One of the motions now before us seeks dismissal of the complaint insofar as it relates to the third underlying dispute (the " Port LA action") which arose between UNIC and one of its insureds, Port LA Distribution Center, L.P. (" Port LA"). In 2008, Port LA filed a lawsuit in the Superior Court of California for the County of Los Angeles (the " Port LA complaint") against UNIC stemming from a dispute over UNIC's partial denial of coverage. According to the Port LA complaint,  Port LA had in 2001 purchased from Gaffey Street Ventures, LLC (" Gaffey Street") several pieces of real estate (collectively the " Port LA site"). This real estate had previously housed an oil refinery, agricultural and storage operations, and a scrap metal facility. It was also adjacent to other industrial sites. At the time Port LA purchased the Port LA site, that property had been the subject of regulatory proceedings related to soil and groundwater contamination for approximately sixteen years. UNIC, as Port LA's insurer, had been provided with information about the alleged contamination, including an underwriting summary which identified petroleum and other chemical contamination of the soil and groundwater at the Port LA site.
In 2007, petroleum-related chemicals were detected in the groundwater at the Port LA site. As a result, the Los Angeles Regional Water Quality Control Board (the " Los Angeles Regional Board") directed Port LA to undertake certain cleanup work. Port LA turned to UNIC to recover what UNIC now characterizes as " certain costs arising from" the Los Angeles Regional Board's request. UNIC partially denied coverage for the costs. It took the position that the work required by the Los Angeles Regional Board in connection with the 2007 discovery of contaminants was excluded from the coverage for which it insured Port LA because said work did not constitute the " cleanup costs" covered by the policy it had issued to Port LA (the " Port LA policy").
In response to the denial of coverage, Port LA, as noted above, filed suit against UNIC in state court in California. Upon receipt of Port LA's complaint, UNIC notified its insurer, Indian Harbor, of the lawsuit.

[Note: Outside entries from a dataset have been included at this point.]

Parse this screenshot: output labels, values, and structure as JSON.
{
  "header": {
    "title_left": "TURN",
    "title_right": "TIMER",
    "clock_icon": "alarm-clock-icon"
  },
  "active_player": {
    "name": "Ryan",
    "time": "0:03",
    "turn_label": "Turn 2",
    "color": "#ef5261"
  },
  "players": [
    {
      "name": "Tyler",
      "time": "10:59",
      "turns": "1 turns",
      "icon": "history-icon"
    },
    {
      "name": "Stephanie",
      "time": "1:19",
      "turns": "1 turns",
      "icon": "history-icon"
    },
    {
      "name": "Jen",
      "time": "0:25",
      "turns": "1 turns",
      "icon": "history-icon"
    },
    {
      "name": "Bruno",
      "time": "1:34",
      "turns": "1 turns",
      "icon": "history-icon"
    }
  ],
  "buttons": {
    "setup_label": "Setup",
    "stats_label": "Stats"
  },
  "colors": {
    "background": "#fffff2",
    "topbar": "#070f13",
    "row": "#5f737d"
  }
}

UNIC apparently took the position that the suit fell within the scope of the Indian Harbor policies. Indian Harbor did not provide any response for several years even though UNIC provided Indian Harbor with regular updates about the lawsuit.
UNIC successfully defended itself against Port LA's state court lawsuit against it. UNIC then " tendered the defense fees relating to the Port LA Suit to Indian Harbor and sought reimbursement of all fees in excess of the $1, 000, 000.00 self-insured retention in the Indian Harbor Policy." Indian Harbor refused to compensate UNIC for the latter's defense costs and in doing so relied on an exclusion for certain pollution-related claims (the " pollution exclusion") contained in the Indian Harbor policies. The instant lawsuit is a response to that refusal.
At issue for present purposes is whether the costs incurred by UNIC in defending against the Port LA lawsuit fell within the scope of the policies issued by Indian Harbor to UNIC and Penn-America. Part I of those policies sets forth a description of Indian Harbor's " all risk" coverage: " The Insurer will pay on behalf of the Insured Loss from Claims first made against the Insured during the Policy Period . . . for Wrongful Acts . . . ." 
The term " Loss" as used in the Indian Harbor policies was defined in relevant part as follows:
" Loss" means damages, judgments, awards, settlements, and the Defense Expenses which an Insured is legally obligated to pay ...